Though the commission says it has not ruled out Baffins ward falling into the South instead, as part of efforts for the Portsmouth Harbour area to fall under ‘one single constituency’.

Plans previously being considered by the Commission included splitting Portsmouth into east and west, taking in parts of Portchester.

Portsmouth Lib Dem council group leader Cllr Gerald Vernon-Jackson is pleased Portsmouth South looks set to remain – and believes it will become a more hotly-contested seat.

Cllr Vernon-Jackson said: ‘Portsmouth South is one of the seats that the Conservatives won at the 2015 general election, with just 35 per cent of the vote. Sixty-five per cent of the people voted against the Conservatives.

‘And in the local elections this year, people voted in seven Lib Dem councillors.

‘So clearly, this is a Conservative seat that’s at risk, and the Lib Dems are the main challengers.

‘With Portsmouth South gaining Nelson, that is a good thing as we won it with a big majority in May. It was a Labour seat which we took off them.’

But Portsmouth South Tory MP, Flick Drummond, doesn’t believe there will be a big difference.

She said: ‘It will be up to the local people as to whether they want to put contributions forward as part of the review, as to whether they would want North End or Baffins in Portsmouth South, and I would be delighted with either.

‘I don’t really think it will make much difference politically either way.

‘But it’s good that every MP will roughly get the same number of constituents. It means everyone will get the same amount of work.’

To make up for losses in Havant, the constituency would sweep up Meon Valley’s Hart Plain, Cowplain and Waterloo.

Havant MP Alan Mak said: ‘Equalising boundaries and constituencies is the right approach, and I look forward to reviewing the draft proposals in detail in the coming months.’

Portsmouth Labour group leader, Cllr John Ferrett, believes moving part of Havant into Portsmouth North makes the city constituency a stronger Tory seat. Cllr Ferrett, who previously supported the city being split into east and west, said: ‘The boundary proposals for Portsmouth are neutral. Portsmouth North would become less Labour territory should it take in Purbrook and Stakes.

‘That leaves it being further away from being a winnable seat for Labour, and that’s the sort of seat we would need to form a government.’

No changes have been put forward for Gosport.

There will be 600 parliamentary constituencies covering the UK in future – a reduction of 50. This means that the number of constituencies in England must be reduced from 533 to 501.

The proposals are now out for consultation until December 5.

Sam Hartley, secretary to the commission, said: ‘The proposals mark the first time people get to see what the new map of parliamentary constituencies might look like.
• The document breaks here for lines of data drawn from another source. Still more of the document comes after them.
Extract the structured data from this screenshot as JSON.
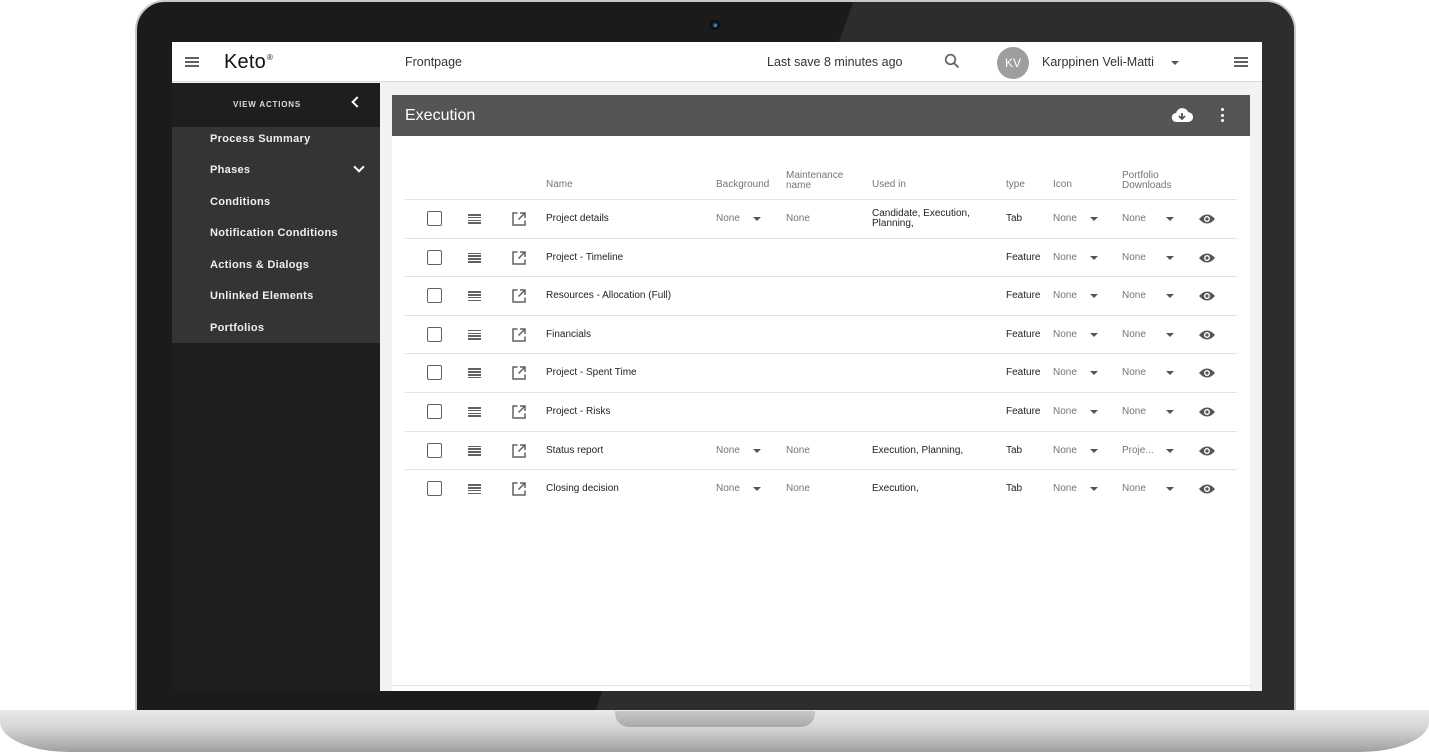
{
  "app": {
    "logo": "Keto",
    "logo_mark": "®",
    "breadcrumb": "Frontpage",
    "last_save": "Last save 8 minutes ago",
    "user_initials": "KV",
    "user_name": "Karppinen Veli-Matti"
  },
  "sidebar": {
    "title": "VIEW ACTIONS",
    "items": [
      {
        "label": "Process Summary"
      },
      {
        "label": "Phases"
      },
      {
        "label": "Conditions"
      },
      {
        "label": "Notification Conditions"
      },
      {
        "label": "Actions & Dialogs"
      },
      {
        "label": "Unlinked Elements"
      },
      {
        "label": "Portfolios"
      }
    ]
  },
  "main": {
    "title": "Execution",
    "columns": {
      "name": "Name",
      "background": "Background",
      "maintenance_1": "Maintenance",
      "maintenance_2": "name",
      "used_in": "Used in",
      "type": "type",
      "icon": "Icon",
      "portfolio_1": "Portfolio",
      "portfolio_2": "Downloads"
    },
    "rows": [
      {
        "name": "Project details",
        "background": "None",
        "maintenance": "None",
        "used_in_1": "Candidate, Execution,",
        "used_in_2": "Planning,",
        "type": "Tab",
        "icon": "None",
        "portfolio": "None"
      },
      {
        "name": "Project - Timeline",
        "background": "",
        "maintenance": "",
        "used_in_1": "",
        "used_in_2": "",
        "type": "Feature",
        "icon": "None",
        "portfolio": "None"
      },
      {
        "name": "Resources - Allocation (Full)",
        "background": "",
        "maintenance": "",
        "used_in_1": "",
        "used_in_2": "",
        "type": "Feature",
        "icon": "None",
        "portfolio": "None"
      },
      {
        "name": "Financials",
        "background": "",
        "maintenance": "",
        "used_in_1": "",
        "used_in_2": "",
        "type": "Feature",
        "icon": "None",
        "portfolio": "None"
      },
      {
        "name": "Project - Spent Time",
        "background": "",
        "maintenance": "",
        "used_in_1": "",
        "used_in_2": "",
        "type": "Feature",
        "icon": "None",
        "portfolio": "None"
      },
      {
        "name": "Project - Risks",
        "background": "",
        "maintenance": "",
        "used_in_1": "",
        "used_in_2": "",
        "type": "Feature",
        "icon": "None",
        "portfolio": "None"
      },
      {
        "name": "Status report",
        "background": "None",
        "maintenance": "None",
        "used_in_1": "Execution, Planning,",
        "used_in_2": "",
        "type": "Tab",
        "icon": "None",
        "portfolio": "Proje..."
      },
      {
        "name": "Closing decision",
        "background": "None",
        "maintenance": "None",
        "used_in_1": "Execution,",
        "used_in_2": "",
        "type": "Tab",
        "icon": "None",
        "portfolio": "None"
      }
    ]
  },
  "icons": {
    "menu": "hamburger-menu-icon",
    "search": "search-icon",
    "user_dropdown": "chevron-down-icon",
    "settings_menu": "hamburger-menu-icon",
    "back": "chevron-left-icon",
    "phases_expand": "chevron-down-icon",
    "download": "cloud-download-icon",
    "more": "kebab-menu-icon",
    "row_drag": "drag-handle-icon",
    "row_open": "open-external-icon",
    "row_visibility": "eye-icon"
  },
  "colors": {
    "sidebar_bg": "#343434",
    "sidebar_dark": "#1e1e1e",
    "header_bg": "#555555",
    "avatar": "#9e9e9e"
  }
}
But they are just initial thoughts. During the next 12 weeks we want people to take a look and tell us what they like and don’t like about our proposals.

‘Parliament has set us tight rules about reducing the number of constituencies, and making them of more equal size, and we now need the views of people around the country to help us shape constituencies that best reflect local areas. Use our website to tell us what you think, or come along to one of our public events to give us your views in person.’
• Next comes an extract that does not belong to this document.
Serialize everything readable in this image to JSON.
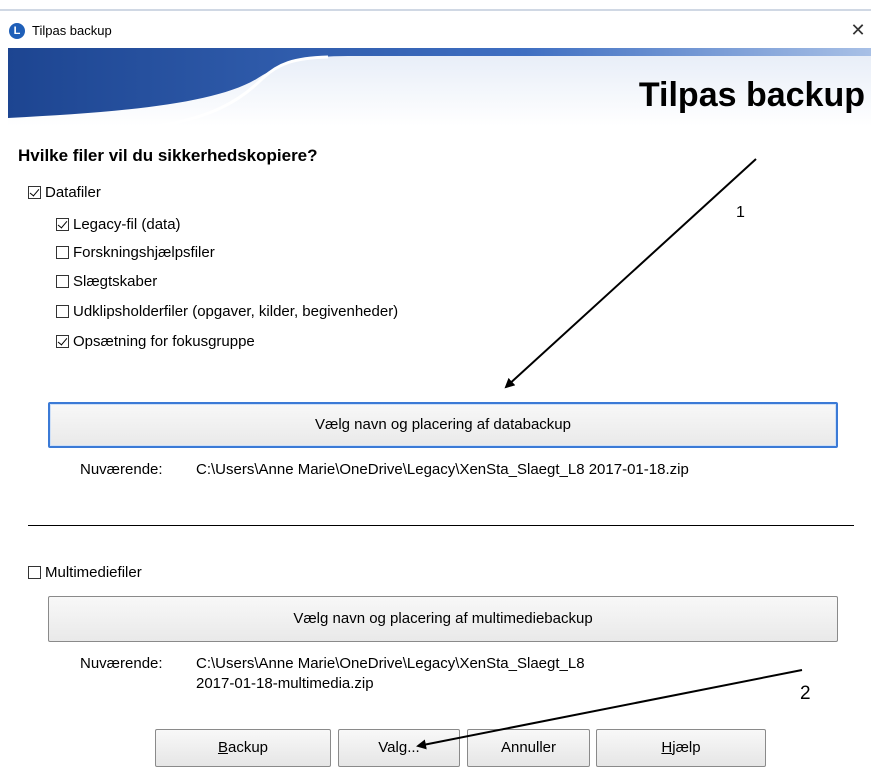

Visit bce2018.org.uk.

OTHER BOUNDARY CHANGES

CHANGES will be made to reduce the size of constituencies in West Sussex.

Chichester is deemed to be above the total number of constituents allowed for an individual constituency.

Therefore, the Boundary Commission has proposed to transfer the Plaistow ward from the Chichester constituency to Arundel and South Downs

The change would see Chichester being within five per cent of the electoral quota. The number of electors in the Mid-Sussex constituency would also be reduced through the transfer of the Bolney ward of the District of Mid Sussex to the Arundel and South Downs constituency.

However, the Commission says the inclusion of both wards in the Arundel and South Downs constituency results in it being above the 5 per cent limit.

Therefore, the Barnham ward of theDistrict of Arun could be moved into Bognor Regis and Littlehampton.

The Isle of Wight, which is currently served by one MP under one constituency, could be broken up into two separate parliamentary seats. The Commission says they would be named Isle of Wight East and Isle of Wight West.